  13. ^ Pearce, Joseph (2011). Solzhenitsyn: A Soul in Exile (Rev. and updated ed.). San Francisco: Ignatius Press. p. 57. ISBN 978-1-58617-496-5.
  14. ^ a b Christopher Andrew and Vasili Mitrokhin, The Mitrokhin Archive: The KGB in Europe and the West, Gardners Books (2000), ISBN 0-14-028487-7
  15. ^ Vasili Mitrokhin and Christopher Andrew, The World Was Going Our Way: The KGB and the Battle for the Third World, Basic Books (2005) hardcover, 677 pages ISBN 0-465-00311-7
  16. ^ Edvard Radzinsky Stalin: The First In-depth Biography Based on Explosive New Documents from Russia's Secret Archives (1997) ISBN 0-385-47954-9
  17. ^ Svetlana Alliluyeva Twenty Letters To A Friend (autobiography, published 1967, London, written 1963) ISBN 0-06-010099-0
  18. ^ Harding, Luke (2016). A Very Expensive Poison: The Definitive Story of the Murder of Litvinenko and Russia's War with the West. Guardian Faber Publishing. ISBN 978-1783350933.
  19. ^ Ian R Kenyon (June 2002). "The chemical weapons convention and OPCW: the challenges of the 21st century" (PDF). The CBW Conventions Bulletin.
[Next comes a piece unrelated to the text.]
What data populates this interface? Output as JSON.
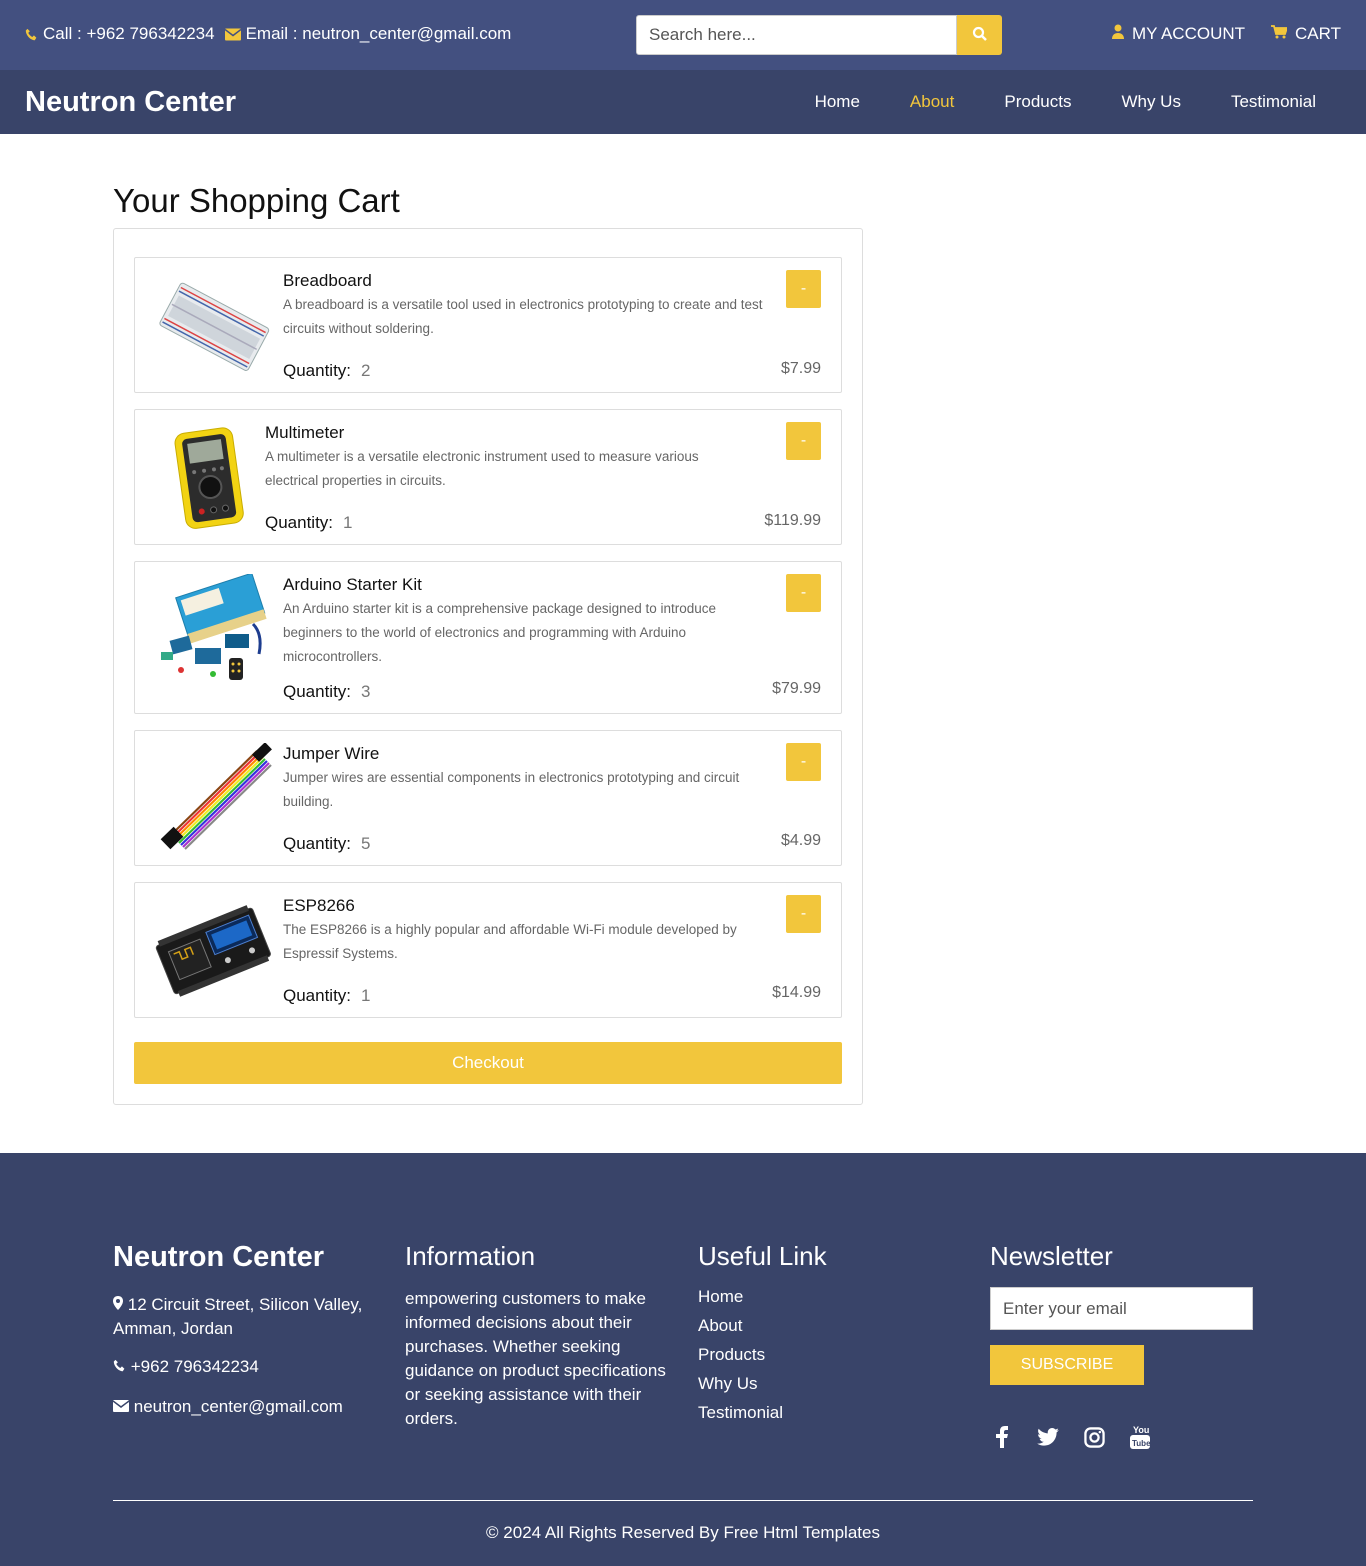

Harvard Sussex Program on CBW Armament and Arms Limitation (56): 47.
  20. ^ "Russian journalist reportedly poisoned en route to hostage negotiations". IFEX. September 3, 2004. Archived from the original on January 29, 2007. Retrieved October 11, 2006.
  21. ^ Sixsmith, Martin (November 20, 2006). "Different name, same tactics: How the FSB inherited the KGB's legacy". The Guardian.
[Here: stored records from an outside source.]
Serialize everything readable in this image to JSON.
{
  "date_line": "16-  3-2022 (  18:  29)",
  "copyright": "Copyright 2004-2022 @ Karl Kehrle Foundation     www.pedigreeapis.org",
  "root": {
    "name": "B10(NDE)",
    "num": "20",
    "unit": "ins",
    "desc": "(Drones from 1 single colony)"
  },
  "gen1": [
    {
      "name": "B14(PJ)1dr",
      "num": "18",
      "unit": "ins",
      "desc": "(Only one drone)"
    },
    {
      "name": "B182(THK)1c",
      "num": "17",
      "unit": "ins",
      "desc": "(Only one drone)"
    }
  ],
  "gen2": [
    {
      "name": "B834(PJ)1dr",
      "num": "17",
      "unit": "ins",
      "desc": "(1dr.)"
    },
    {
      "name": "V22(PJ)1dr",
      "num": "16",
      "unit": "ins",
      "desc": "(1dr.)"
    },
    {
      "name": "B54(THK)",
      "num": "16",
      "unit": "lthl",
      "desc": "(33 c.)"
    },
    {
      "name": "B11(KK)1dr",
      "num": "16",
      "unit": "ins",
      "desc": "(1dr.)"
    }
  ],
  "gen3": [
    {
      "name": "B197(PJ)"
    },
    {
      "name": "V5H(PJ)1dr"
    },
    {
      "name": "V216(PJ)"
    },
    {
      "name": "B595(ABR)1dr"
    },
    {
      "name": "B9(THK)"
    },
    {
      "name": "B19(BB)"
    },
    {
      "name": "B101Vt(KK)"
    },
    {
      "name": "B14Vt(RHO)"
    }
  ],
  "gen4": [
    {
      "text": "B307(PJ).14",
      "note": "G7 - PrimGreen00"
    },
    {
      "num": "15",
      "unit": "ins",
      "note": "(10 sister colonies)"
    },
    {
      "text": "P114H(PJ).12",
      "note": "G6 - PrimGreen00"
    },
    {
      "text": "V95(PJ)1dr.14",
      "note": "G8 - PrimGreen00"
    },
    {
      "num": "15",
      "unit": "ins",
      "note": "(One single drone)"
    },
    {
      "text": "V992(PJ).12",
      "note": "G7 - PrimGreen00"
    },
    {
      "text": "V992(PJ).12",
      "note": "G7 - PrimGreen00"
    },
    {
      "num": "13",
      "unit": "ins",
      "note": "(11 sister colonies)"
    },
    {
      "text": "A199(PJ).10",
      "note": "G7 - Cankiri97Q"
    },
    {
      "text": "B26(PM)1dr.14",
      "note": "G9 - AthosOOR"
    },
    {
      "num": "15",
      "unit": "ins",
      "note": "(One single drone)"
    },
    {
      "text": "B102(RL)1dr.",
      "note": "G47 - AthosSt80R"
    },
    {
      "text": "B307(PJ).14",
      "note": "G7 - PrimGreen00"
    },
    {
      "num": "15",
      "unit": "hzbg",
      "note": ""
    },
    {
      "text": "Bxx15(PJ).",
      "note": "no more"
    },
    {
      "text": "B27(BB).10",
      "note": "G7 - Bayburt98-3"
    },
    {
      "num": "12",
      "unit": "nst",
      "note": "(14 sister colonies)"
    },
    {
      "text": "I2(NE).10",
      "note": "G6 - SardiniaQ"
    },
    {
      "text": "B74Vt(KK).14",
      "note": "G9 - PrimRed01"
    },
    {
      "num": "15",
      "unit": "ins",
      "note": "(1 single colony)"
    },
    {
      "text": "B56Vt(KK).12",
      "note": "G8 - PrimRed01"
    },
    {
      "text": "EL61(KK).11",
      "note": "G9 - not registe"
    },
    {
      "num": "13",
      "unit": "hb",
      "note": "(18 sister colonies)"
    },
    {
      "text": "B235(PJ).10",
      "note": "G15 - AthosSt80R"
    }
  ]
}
  22. ^ a b c d "Toxic tea: Multiple Russian opponents of Vladimir Putin have been struck by poison". Chicago Tribune. August 20, 2020.
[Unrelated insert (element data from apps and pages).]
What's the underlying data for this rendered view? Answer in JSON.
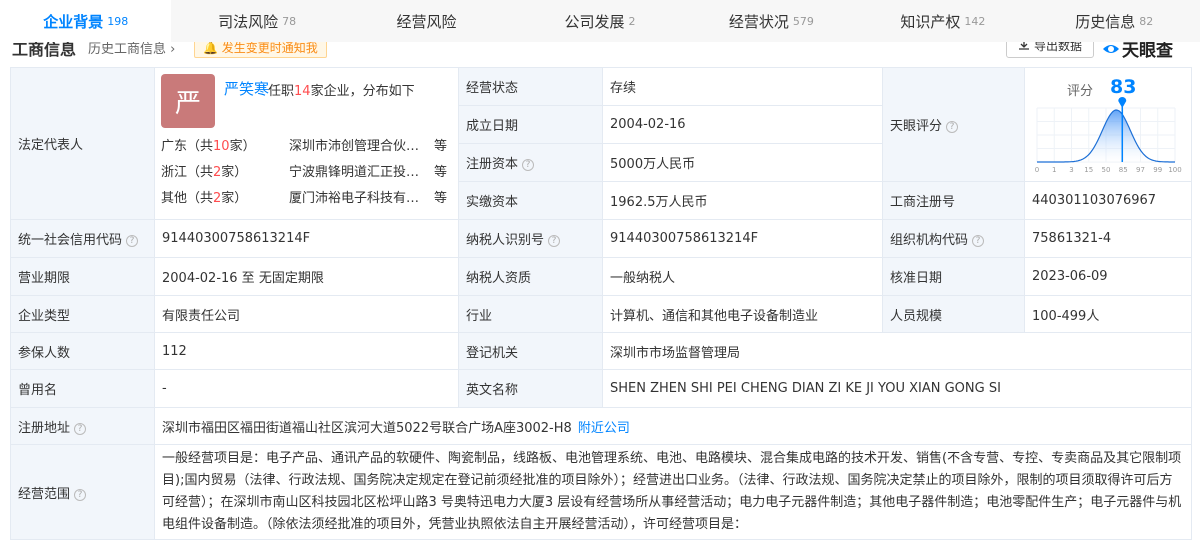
{
  "tabs": [
    {
      "label": "企业背景",
      "count": "198"
    },
    {
      "label": "司法风险",
      "count": "78"
    },
    {
      "label": "经营风险",
      "count": ""
    },
    {
      "label": "公司发展",
      "count": "2"
    },
    {
      "label": "经营状况",
      "count": "579"
    },
    {
      "label": "知识产权",
      "count": "142"
    },
    {
      "label": "历史信息",
      "count": "82"
    }
  ],
  "subheader": {
    "title": "工商信息",
    "history_link": "历史工商信息 ›",
    "notify_label": "发生变更时通知我",
    "export_label": "导出数据",
    "brand": "天眼查"
  },
  "legal_rep": {
    "label": "法定代表人",
    "avatar_char": "严",
    "name": "严笑寒",
    "jobs_prefix": "任职",
    "jobs_count": "14",
    "jobs_suffix": "家企业，分布如下",
    "regions": [
      {
        "prov": "广东（共",
        "n": "10",
        "unit": "家）",
        "company": "深圳市沛创管理合伙企业（有限合伙）",
        "more": "等"
      },
      {
        "prov": "浙江（共",
        "n": "2",
        "unit": "家）",
        "company": "宁波鼎锋明道汇正投资合伙企业",
        "more": "等"
      },
      {
        "prov": "其他（共",
        "n": "2",
        "unit": "家）",
        "company": "厦门沛裕电子科技有限公司",
        "more": "等"
      }
    ]
  },
  "info": {
    "status_label": "经营状态",
    "status": "存续",
    "found_label": "成立日期",
    "found": "2004-02-16",
    "capital_label": "注册资本",
    "capital": "5000万人民币",
    "paid_label": "实缴资本",
    "paid": "1962.5万人民币",
    "score_label": "天眼评分",
    "score_title": "评分",
    "score_value": "83",
    "score_ticks": [
      "0",
      "1",
      "3",
      "15",
      "50",
      "85",
      "97",
      "99",
      "100"
    ],
    "regno_label": "工商注册号",
    "regno": "440301103076967",
    "credit_label": "统一社会信用代码",
    "credit": "91440300758613214F",
    "taxid_label": "纳税人识别号",
    "taxid": "91440300758613214F",
    "org_label": "组织机构代码",
    "org": "75861321-4",
    "term_label": "营业期限",
    "term": "2004-02-16 至 无固定期限",
    "taxq_label": "纳税人资质",
    "taxq": "一般纳税人",
    "approve_label": "核准日期",
    "approve": "2023-06-09",
    "type_label": "企业类型",
    "type": "有限责任公司",
    "industry_label": "行业",
    "industry": "计算机、通信和其他电子设备制造业",
    "staff_label": "人员规模",
    "staff": "100-499人",
    "insured_label": "参保人数",
    "insured": "112",
    "authority_label": "登记机关",
    "authority": "深圳市市场监督管理局",
    "oldname_label": "曾用名",
    "oldname": "-",
    "en_label": "英文名称",
    "en": "SHEN ZHEN SHI PEI CHENG DIAN ZI KE JI YOU XIAN GONG SI",
    "addr_label": "注册地址",
    "addr": "深圳市福田区福田街道福山社区滨河大道5022号联合广场A座3002-H8",
    "nearby": "附近公司",
    "scope_label": "经营范围",
    "scope": "一般经营项目是：电子产品、通讯产品的软硬件、陶瓷制品，线路板、电池管理系统、电池、电路模块、混合集成电路的技术开发、销售(不含专营、专控、专卖商品及其它限制项目);国内贸易（法律、行政法规、国务院决定规定在登记前须经批准的项目除外）；经营进出口业务。（法律、行政法规、国务院决定禁止的项目除外，限制的项目须取得许可后方可经营）；在深圳市南山区科技园北区松坪山路3 号奥特迅电力大厦3 层设有经营场所从事经营活动；电力电子元器件制造；其他电子器件制造；电池零配件生产；电子元器件与机电组件设备制造。（除依法须经批准的项目外，凭营业执照依法自主开展经营活动），许可经营项目是："
  },
  "colors": {
    "accent": "#0084ff",
    "label_bg": "#f2f6fb",
    "avatar": "#c97a7a",
    "red": "#ff4d4f"
  }
}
  23. ^ Allen, Nick (December 27, 2010). "German inquiry into 'poisoning' of Russian dissidents". The Daily Telegraph. Retrieved December 28, 2010.
  24. ^ "Mercury in lawyer's car not suspicious, French police say". International Herald Tribune. October 23, 2008. Archived from the original on May 16, 2009. Retrieved October 24, 2008. at Webcite
  25. ^ "Yushchenko to Russia: Hand over witnesses". Kyiv Post. October 28, 2009. Retrieved February 11, 2010.
  26. ^ Smee, Jess; Harding, Luke (September 18, 2018). "'Highly probable' Pussy Riot activist was poisoned, say German doctors". The Guardian.
  27. ^ "Russian activist's sudden illness fuels poisoning suspicion". BBC News. June 4, 2015. Retrieved May 5, 2022.
  28. ^ Eckel, Mike; Schreck, Carl (November 2018). "RFE/RL Exclusive: FBI Silent on Lab Results in Kremlin Foe's Suspected Poisoning". Radio Free Europe/Radio Liberty.
  29. ^ Dodd, Vikram; Harding, Luke; MacAskill, Ewen (March 8, 2018). "Sergei Skripal: former Russian spy poisoned with nerve gas, say police". The Guardian. Archived from the original on April 7, 2018. Retrieved March 8, 2018.
  30. ^ "Russian spies, lies and the British press: Are the poisoned Skripal duo living in NZ?". June 28, 2020. Archived from the original on July 27, 2020. Retrieved August 1, 2020.
  31. ^ "'I almost died': arms dealer whose poisoning may be linked to Skripals'". The Guardian. February 18, 2019. Retrieved May 5, 2022.
  32. ^ Deutsch, Anthony (October 6, 2020). Jones, Gareth (ed.). "Chemical weapons body confirms nerve agent Novichok in Navalny's blood". Reuters. Mark Potter (ed.). Amsterdam. Archived from the original on October 19, 2020. Retrieved October 20, 2020.
  33. ^ a b Ken Alibek and S. Handelman. Biohazard: The Chilling True Story of the Largest Covert Biological Weapons Program in the World - Told from Inside by the Man Who Ran it. 1999. Delta (2000) ISBN 0-385-33496-6
  34. ^ Reburial for Georgia ex-president. The BBC News. Retrieved on April 1, 2007.
  35. ^ Kramer, Andrew E (August 20, 2016). "More of Kremlin's Opponents Are Ending Up Dead". The New York Times. New York Times.